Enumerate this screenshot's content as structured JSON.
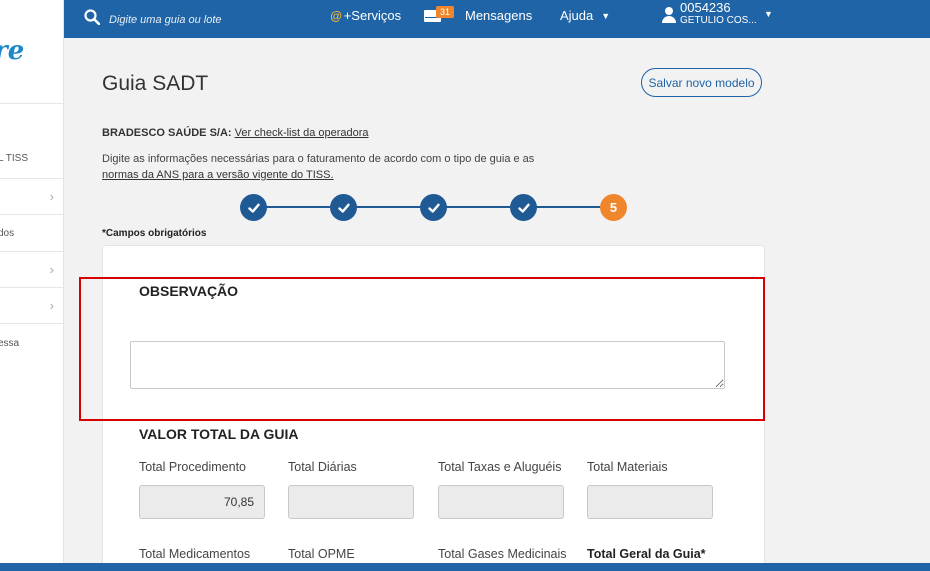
{
  "sidebar": {
    "logo_text": "re",
    "items": [
      {
        "label": "L TISS",
        "chevron": false
      },
      {
        "label": "",
        "chevron": true
      },
      {
        "label": "dos",
        "chevron": false
      },
      {
        "label": "",
        "chevron": true
      },
      {
        "label": "",
        "chevron": true
      },
      {
        "label": "essa",
        "chevron": false
      }
    ]
  },
  "topbar": {
    "search_placeholder": "Digite uma guia ou lote",
    "services_at": "@",
    "services_label": "+Serviços",
    "messages_count": "31",
    "messages_label": "Mensagens",
    "help_label": "Ajuda",
    "user_code": "0054236",
    "user_name": "GETULIO COS..."
  },
  "page": {
    "title": "Guia SADT",
    "save_model_label": "Salvar novo modelo",
    "operator_name": "BRADESCO SAÚDE S/A:",
    "operator_link": "Ver check-list da operadora",
    "info_text": "Digite as informações necessárias para o faturamento de acordo com o tipo de guia e as",
    "info_link": "normas da ANS para a versão vigente do TISS.",
    "required_note": "*Campos obrigatórios"
  },
  "stepper": {
    "steps": [
      "done",
      "done",
      "done",
      "done",
      "5"
    ],
    "active_label": "5",
    "active_color": "#f0862c",
    "done_color": "#1f5a95"
  },
  "observation": {
    "title": "OBSERVAÇÃO",
    "value": ""
  },
  "totals": {
    "title": "VALOR TOTAL DA GUIA",
    "row1": [
      {
        "label": "Total Procedimento",
        "value": "70,85"
      },
      {
        "label": "Total Diárias",
        "value": ""
      },
      {
        "label": "Total Taxas e Aluguéis",
        "value": ""
      },
      {
        "label": "Total Materiais",
        "value": ""
      }
    ],
    "row2": [
      {
        "label": "Total Medicamentos"
      },
      {
        "label": "Total OPME"
      },
      {
        "label": "Total Gases Medicinais"
      },
      {
        "label": "Total Geral da Guia*"
      }
    ]
  },
  "colors": {
    "brand_blue": "#1f64a6",
    "accent_orange": "#f0862c",
    "highlight_red": "#d60000"
  }
}
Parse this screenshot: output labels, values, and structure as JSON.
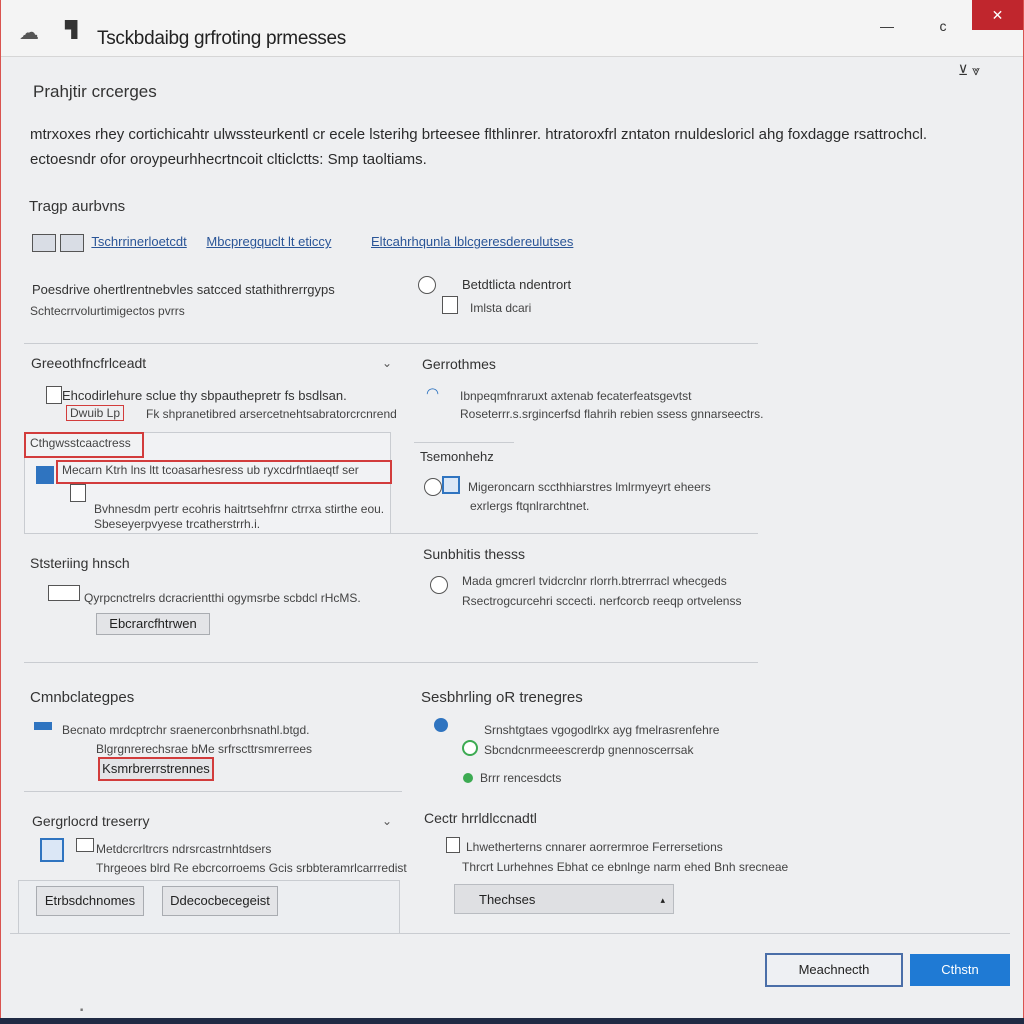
{
  "window": {
    "title": "Tsckbdaibg grfroting prmesses",
    "min": "—",
    "max": "c",
    "close": "✕"
  },
  "header_tools": "⊻ ⩔",
  "page": {
    "title": "Prahjtir crcerges",
    "description_line1": "mtrxoxes rhey cortichicahtr ulwssteurkentl cr ecele lsterihg brteesee flthlinrer. htratoroxfrl zntaton rnuldesloricl ahg foxdagge rsattrochcl.",
    "description_line2": "ectoesndr ofor oroypeurhhecrtncoit clticlctts: Smp taoltiams."
  },
  "top_section": {
    "title": "Tragp aurbvns",
    "links": [
      "Tschrrinerloetcdt",
      "Mbcpregquclt lt eticcy",
      "Eltcahrhqunla lblcgeresdereulutses"
    ],
    "left_line1": "Poesdrive ohertlrentnebvles satcced stathithrerrgyps",
    "left_line2": "Schtecrrvolurtimigectos pvrrs",
    "right_line1": "Betdtlicta ndentrort",
    "right_line2": "Imlsta dcari"
  },
  "group1": {
    "title": "Greeothfncfrlceadt",
    "line1": "Ehcodirlehure sclue thy sbpauthepretr fs bsdlsan.",
    "line2": "Fk shpranetibred arsercetnehtsabratorcrcnrend",
    "tab_label": "Dwuib Lp",
    "field1": "Cthgwsstcaactress",
    "field2": "Mecarn Ktrh lns ltt tcoasarhesress ub ryxcdrfntlaeqtf ser",
    "line3": "Bvhnesdm pertr",
    "line3b": "ecohris haitrtsehfrnr ctrrxa stirthe eou.",
    "line4": "Sbeseyerpvyese trcatherstrrh.",
    "line4b": "i.",
    "chevron": "⌄"
  },
  "group2": {
    "title": "Gerrothmes",
    "line1": "Ibnpeqmfnraruxt axtenab fecaterfeatsgevtst",
    "line2": "Roseterrr.s.srgincerfsd flahrih rebien ssess gnnarseectrs.",
    "sub_title": "Tsemonhehz",
    "sub_line1": "Migeroncarn sccthhiarstres lmlrmyeyrt eheers",
    "sub_line2": "exrlergs ftqnlrarchtnet."
  },
  "group3": {
    "title": "Ststeriing hnsch",
    "line1": "Qyrpcnctrelrs dcracrientthi ogymsrbe scbdcl rHcMS.",
    "button": "Ebcrarcfhtrwen"
  },
  "group4": {
    "title": "Sunbhitis thesss",
    "line1": "Mada gmcrerl tvidcrclnr rlorrh.btrerrracl whecgeds",
    "line2": "Rsectrogcurcehri sccecti. nerfcorcb reeqp ortvelenss"
  },
  "group5": {
    "title": "Cmnbclategpes",
    "line1": "Becnato mrdcptrchr sraenerconbrhsnathl.btgd.",
    "line2": "Blgrgnrerechsrae bMe srfrscttrsmrerrees",
    "button": "Ksmrbrerrstrennes"
  },
  "group6": {
    "title": "Sesbhrling oR trenegres",
    "line1": "Srnshtgtaes vgogodlrkx ayg fmelrasrenfehre",
    "line2": "Sbcndcnrmeeescrerdp gnennoscerrsak",
    "line3": "Brrr rencesdcts"
  },
  "group7": {
    "title": "Gergrlocrd treserry",
    "line1": "Metdcrcrltrcrs ndrsrcastrnhtdsers",
    "line2": "Thrgeoes blrd Re ebcrcorroems Gcis srbbteramrlcarrredist",
    "btn1": "Etrbsdchnomes",
    "btn2": "Ddecocbecegeist",
    "chevron": "⌄"
  },
  "group8": {
    "title": "Cectr hrrldlccnadtl",
    "line1": "Lhwetherterns cnnarer aorrermroe Ferrersetions",
    "line2": "Thrcrt Lurhehnes Ebhat ce ebnlnge narm ehed Bnh srecneae",
    "dropdown": "Thechses"
  },
  "footer": {
    "btn_secondary": "Meachnecth",
    "btn_primary": "Cthstn"
  },
  "status_bar": "⬝"
}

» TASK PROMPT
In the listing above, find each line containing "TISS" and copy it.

» RESULT OF THIS TASK
        "label": "L TISS",
    "info_link": "normas da ANS para a versão vigente do TISS.",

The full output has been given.